The premise of writing on bits of paper is so darling and one women readers would adore, so I understand why the writer included that bit of the story. The sticky point is that then it needs to be executed so it reflects that kind of diary format. Skill and effort would need to be applied to make the idea work as it is and it would still lack emotional resonance unless worked at to add it. It’s not that Geraldine Brooks doesn’t have the ability, she just didn’t execute it.

The solution is to setup from the start that she’s old now and writing about her youth. She’s using notes she’s taken on scraps of paper left over from her brother’s lessons and memories that even time hasn’t work away. Give us a peek at the wisdom she’s distilled from her experiences and hint at us that the journey back through time is worth our efforts.
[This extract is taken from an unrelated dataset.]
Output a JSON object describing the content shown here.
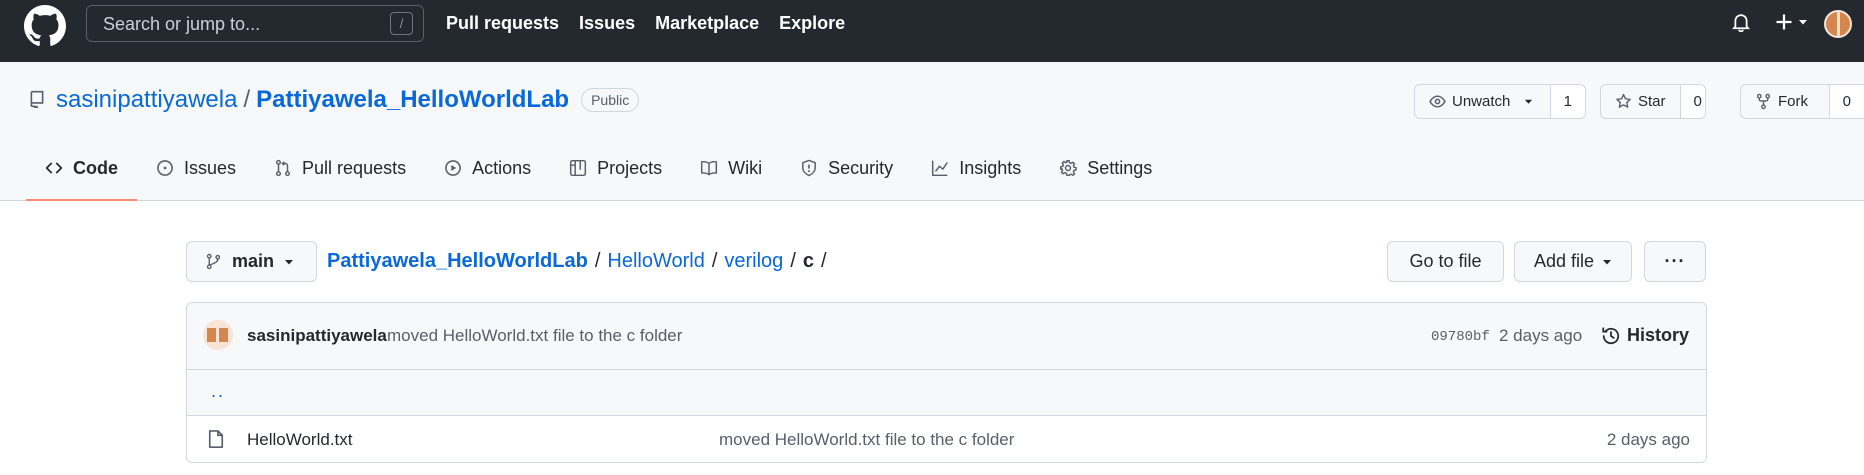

This immediately solves both problems as well as the emotion-less symptom. It gives us a proper and clear starting point. We start as a girl with her mother’s death and jump off from there. It explains the consistent, poetical voice of Bethia and why she’s able to elaborate with such depth and breath when she only has scraps of paper to write on.
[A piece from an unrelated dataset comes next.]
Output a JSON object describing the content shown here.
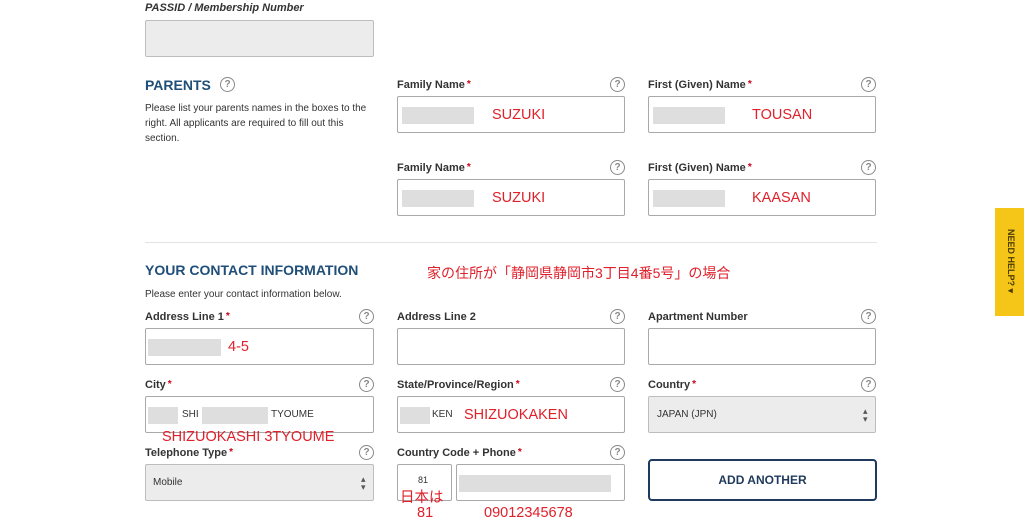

She can explore what she was feeling then and how her thoughts have changed from then to now. We can experience what Bethia felt at Solace’s death, her sale into what amounts to slavery and her joy at the choices she made. And most importantly, we can start to see how Caleb’s Crossing still lingers with her even when he’s been gone for some time. One expects when the narrator is old that they wouldn’t linger on boring or uneventful times so it supports the writer’s hot scotch time jumping, particularly through the Cambridge in 1661 section. Because there wasn’t this intentional reflection all along, the weakest section of the book was what should have been the climax, Great Harbor in 1715.
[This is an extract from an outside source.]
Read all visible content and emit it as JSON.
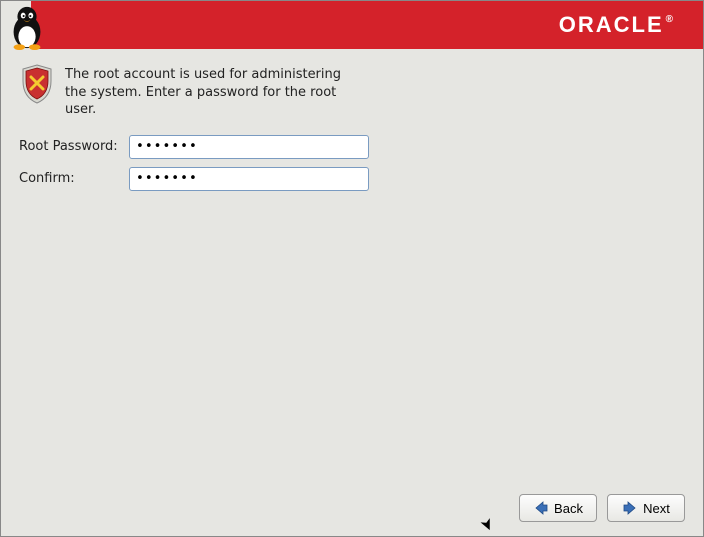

The jump from 1661 to 1715 is massive. As an old woman, about to die, she could have brought us to certain conclusions that she hadn’t even realized until late in life. Cambridge was too havey-cavey, the time jumping creating only a tenuous connection to the girl we got to know in Great Harbor only the year before! If written in an organized manner this last section would have neatly knotted the story together and allowed for reflections that would illuminate the readers’ lives.

As it was the Bethia I’d grown to love was gone, like someone I knew as a child but had grown too distant from as an adult. We no longer shared anything in common and as such I only distantly cared where she’d gone. Instead of understanding the core of Bethia and sighing with her at the end of a well lived life, I felt a pang of loss then moved on; not much impressed by my first Geraldine Brooks’ book.

The organizing thread running through you story is essential. If you retain plot details because they are touching rather than effective that thread starts to unravel. As a diary format was what the writer chose to use, it should have been backed up and reinforced through the story and how that story was told to us. At the core of every story is the protagonist’s emotions, without them there is no heart. Two different methods could have easily strengthened this story and really hit us with how Caleb’s Crossing made Bethia, Bethia.

Are you a fan of Geraldine Brooks? What’s your favorite book of hers? Did you love Caleb’s Crossing? Do you enjoy… themes of religion? The history genre? Diary format stories?

ed-it verb. to prepare (text) for publication by checking and improving its accuracy, clarity, etc. Whether you edit in or out, the point of going over your work is to improve each element of your story. Editing is like a muscle: the more you examine the problems in other works the easier it is to diagnose… Continue reading Writing Diagnostic: Caleb’s Crossing